Stretching, hydration, recovery. You've heard it before, but it works.
"You got to take care of yourself," Gubner said. "If you're playing a lot of snaps, ice bath, Normatec, even the sauna. A lot of us get in the saunas here at the end of the day just because, you know, you're not missing games, you're still hurting. We get creative here."
And there's other guys like safety Garrett Graves, linebacker Braxton Hill, linebacker Tyler Flink, cornerback Corbin Walker and center AJ Forbes who have all sparingly missed games and have played in 50 or more at Montana. Others on the team have cracked 40 games and rarely missed time, but especially, this season.
"I think it's helped a lot," Cotton said. "I mean, we got to build that chemistry every week, every week in and week out, playing with the same guys, you know what I mean?

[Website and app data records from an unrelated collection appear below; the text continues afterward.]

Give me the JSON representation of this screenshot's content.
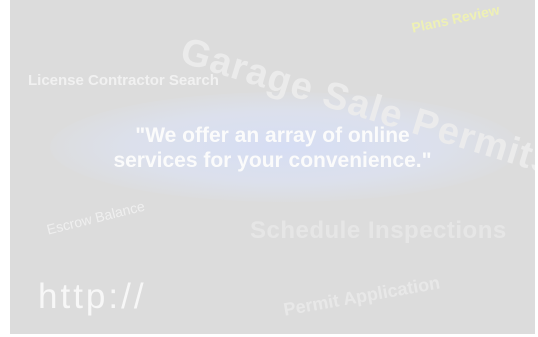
{
  "banner": {
    "background_color": "#dcdcdc",
    "words": {
      "garage": "Garage Sale Permits",
      "plans": "Plans Review",
      "license": "License Contractor Search",
      "escrow": "Escrow Balance",
      "schedule": "Schedule Inspections",
      "http": "http://",
      "permit": "Permit Application"
    },
    "quote": {
      "line1": "\"We offer an array of online",
      "line2": "services for your convenience.\""
    }
  }
}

And I think kind of building that chemistry really helped with everybody being healthy."
Of course, some luck is also involved to get through a full season, and there's bumps and bruises along the way, but games are special because of their limited number, and this year's Griz team has done everything in their power to make sure they're available when Saturdays roll around, and the work they've put in has paid off in the long run.
Especially Fouch, who left UM's game against Furman in the fourth quarter, but still made it back for the semifinal against North Dakota State to keep his perfect streak in tact, while helping the Griz topple the Bison.
"Most of my best experiences in life have happened in (Washington-Grizzly Stadium) and to miss one of those would just suck, so I think it's been really cool for me," Fouch said. "It's been really cool for a lot of guys, I mean, Gub and TC too, and some other guys, it's just, it's really cool to come out here every Saturday and do this and to miss one would just be a shame. So I'm glad it turned out the way it did."